China Tests Laser Weapon Similar to U.S. Navy Prototype
China's People's Liberation Army Navy (PLA Navy) is testing a tactical laser system that bears remarkable similarity to the U.S. Navy's Laser Weapon System (LaWS), an anti-surface / anti-air defensive weapon which has been in development since 2014.
The Chinese version appeared in a promotional video broadcast by state-owned channel CCTV, and it is shown in a ground-based, vehicle-mounted application. According to Sina.com, the weapon is intended for both land and sea deployment, both for air defense or close-in surface-to-surface force protection. The outlet suggested that it might find use aboard the PLA Navy's Type 055 destroyers in future years as an alternative to the HHQ-10 surface-to-air missile.
China's tactical laser system (CCTV)
LaWS aboard USS Ponce, 2014 (USN)

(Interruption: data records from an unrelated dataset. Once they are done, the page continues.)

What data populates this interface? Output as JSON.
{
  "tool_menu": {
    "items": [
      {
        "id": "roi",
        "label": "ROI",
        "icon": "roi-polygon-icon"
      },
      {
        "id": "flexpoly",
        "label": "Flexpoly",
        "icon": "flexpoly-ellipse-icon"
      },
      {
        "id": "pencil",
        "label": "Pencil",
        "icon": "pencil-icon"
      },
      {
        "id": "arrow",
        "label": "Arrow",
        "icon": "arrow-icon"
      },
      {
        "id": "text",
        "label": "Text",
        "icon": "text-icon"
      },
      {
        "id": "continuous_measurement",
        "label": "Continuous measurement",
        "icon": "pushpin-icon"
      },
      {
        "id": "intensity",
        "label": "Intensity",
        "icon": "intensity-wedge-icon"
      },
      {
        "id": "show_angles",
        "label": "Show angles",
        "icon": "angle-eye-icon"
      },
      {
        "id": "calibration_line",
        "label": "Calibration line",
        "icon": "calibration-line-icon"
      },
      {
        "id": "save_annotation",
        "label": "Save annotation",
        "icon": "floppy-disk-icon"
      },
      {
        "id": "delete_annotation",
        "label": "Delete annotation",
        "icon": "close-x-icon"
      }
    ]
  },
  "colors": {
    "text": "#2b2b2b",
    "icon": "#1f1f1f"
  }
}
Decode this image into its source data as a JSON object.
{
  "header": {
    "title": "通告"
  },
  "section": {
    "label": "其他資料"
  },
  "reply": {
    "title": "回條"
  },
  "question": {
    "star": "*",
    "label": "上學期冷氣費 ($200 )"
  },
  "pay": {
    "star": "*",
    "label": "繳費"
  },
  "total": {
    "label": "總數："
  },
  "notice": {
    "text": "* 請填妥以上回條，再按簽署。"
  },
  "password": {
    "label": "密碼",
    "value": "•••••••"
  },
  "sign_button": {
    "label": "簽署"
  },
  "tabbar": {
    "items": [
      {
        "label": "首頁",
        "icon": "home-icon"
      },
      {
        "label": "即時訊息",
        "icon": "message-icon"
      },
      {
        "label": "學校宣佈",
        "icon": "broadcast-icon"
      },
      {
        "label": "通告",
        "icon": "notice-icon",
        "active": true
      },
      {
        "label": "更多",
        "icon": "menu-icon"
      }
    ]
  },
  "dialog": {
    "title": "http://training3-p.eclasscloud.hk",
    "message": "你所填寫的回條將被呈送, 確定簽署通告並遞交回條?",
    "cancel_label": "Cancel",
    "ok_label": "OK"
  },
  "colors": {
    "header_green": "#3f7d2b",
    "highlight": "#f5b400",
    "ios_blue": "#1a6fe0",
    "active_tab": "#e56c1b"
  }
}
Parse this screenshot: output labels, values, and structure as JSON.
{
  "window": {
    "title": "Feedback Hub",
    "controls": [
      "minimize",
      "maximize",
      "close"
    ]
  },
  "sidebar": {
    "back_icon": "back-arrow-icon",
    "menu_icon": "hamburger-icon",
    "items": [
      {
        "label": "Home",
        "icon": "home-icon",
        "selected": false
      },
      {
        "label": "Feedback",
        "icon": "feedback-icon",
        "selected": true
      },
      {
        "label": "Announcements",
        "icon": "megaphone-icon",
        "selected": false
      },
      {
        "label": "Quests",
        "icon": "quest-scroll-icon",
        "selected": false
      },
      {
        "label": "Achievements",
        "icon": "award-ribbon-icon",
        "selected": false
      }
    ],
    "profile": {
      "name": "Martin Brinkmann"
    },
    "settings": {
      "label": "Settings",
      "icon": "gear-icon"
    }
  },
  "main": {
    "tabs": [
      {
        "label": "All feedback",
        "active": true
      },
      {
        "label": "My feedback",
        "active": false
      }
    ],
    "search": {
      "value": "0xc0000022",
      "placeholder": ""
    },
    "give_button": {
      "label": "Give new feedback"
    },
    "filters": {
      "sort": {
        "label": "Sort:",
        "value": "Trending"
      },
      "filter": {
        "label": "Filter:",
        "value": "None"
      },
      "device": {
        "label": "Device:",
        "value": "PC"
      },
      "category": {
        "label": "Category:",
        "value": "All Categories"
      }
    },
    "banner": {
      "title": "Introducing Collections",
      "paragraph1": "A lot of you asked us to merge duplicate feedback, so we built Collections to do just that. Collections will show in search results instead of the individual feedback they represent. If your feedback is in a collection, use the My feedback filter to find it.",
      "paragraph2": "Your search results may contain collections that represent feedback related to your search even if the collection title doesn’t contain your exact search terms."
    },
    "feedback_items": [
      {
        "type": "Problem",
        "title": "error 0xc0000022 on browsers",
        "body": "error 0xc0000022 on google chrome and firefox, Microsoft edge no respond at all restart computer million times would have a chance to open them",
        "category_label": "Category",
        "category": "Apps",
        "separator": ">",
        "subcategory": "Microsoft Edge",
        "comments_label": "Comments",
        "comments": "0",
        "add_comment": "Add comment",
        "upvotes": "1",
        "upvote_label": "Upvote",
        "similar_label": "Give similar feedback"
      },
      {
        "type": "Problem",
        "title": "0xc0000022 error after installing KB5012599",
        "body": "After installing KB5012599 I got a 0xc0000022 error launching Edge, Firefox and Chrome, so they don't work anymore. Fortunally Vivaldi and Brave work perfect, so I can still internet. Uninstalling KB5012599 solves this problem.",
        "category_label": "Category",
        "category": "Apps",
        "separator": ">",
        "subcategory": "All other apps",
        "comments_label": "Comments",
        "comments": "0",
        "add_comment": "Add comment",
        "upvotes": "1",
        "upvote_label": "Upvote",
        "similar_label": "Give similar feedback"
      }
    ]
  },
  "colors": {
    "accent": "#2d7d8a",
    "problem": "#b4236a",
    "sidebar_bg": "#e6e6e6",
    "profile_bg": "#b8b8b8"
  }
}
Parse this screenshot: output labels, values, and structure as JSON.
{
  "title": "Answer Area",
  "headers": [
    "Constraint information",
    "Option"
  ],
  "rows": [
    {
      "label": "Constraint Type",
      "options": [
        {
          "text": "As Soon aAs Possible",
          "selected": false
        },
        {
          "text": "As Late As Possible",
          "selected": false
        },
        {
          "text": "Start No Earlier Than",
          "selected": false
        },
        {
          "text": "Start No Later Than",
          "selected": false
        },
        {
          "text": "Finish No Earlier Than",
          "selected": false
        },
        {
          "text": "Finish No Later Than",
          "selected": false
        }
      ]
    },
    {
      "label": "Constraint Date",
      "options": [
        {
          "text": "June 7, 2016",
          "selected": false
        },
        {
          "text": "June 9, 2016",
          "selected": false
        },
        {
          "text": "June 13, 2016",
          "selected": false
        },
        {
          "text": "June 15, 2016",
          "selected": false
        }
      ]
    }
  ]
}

China is also working on a ship-mounted electromagnetic railgun, another electrically-powered weapon for surface-to-surface and surface-to-air applications. In January 2018, photos published on Chinese social media showed a turret-mounted device similar in appearance and profile to the U.S. Navy's prototype railgun. The weapons system was mounted on an older tank landing craft, and was accompanied by several shipping containers of supporting equipment, potentially including its power supply. The same ship and device made a second appearance in January 2019.
Suspected Chinese railgun prototype, 2018 (Chinese social media)
Chinese hackers targeting U.S. Navy technology
The intended application and the general profile of the Chinese laser device closely parallel LaWS (video below). While China has not released definitive information about the development process for its new laser system, the U.S. Navy has uncovered evidence of widespread and persistent hacking by Chinese actors targeting naval technology. According to a recent internal review ordered by Navy secretary Richard Spencer, the service's broader R&D ecosystem is "under cyber siege," primarily by Chinese hacking teams.
Last year, Chinese government-sponsored hackers successfully breached U.S. Navy contractors to gain access to plans for a new hypersonic anti-ship missile, leading Spencer to order the review. It was far from the first such attack, however: one Chinese hacking group, TEMP.Periscope, has actively targeted American university researchers, contractors and other organizations involved in the development of marine systems for years. According to cybersecurity firm iDefense, the group has targeted 27 universities with spearphishing attacks, including Woods Hole, MIT, the University of Washington, Penn State, Duke and others.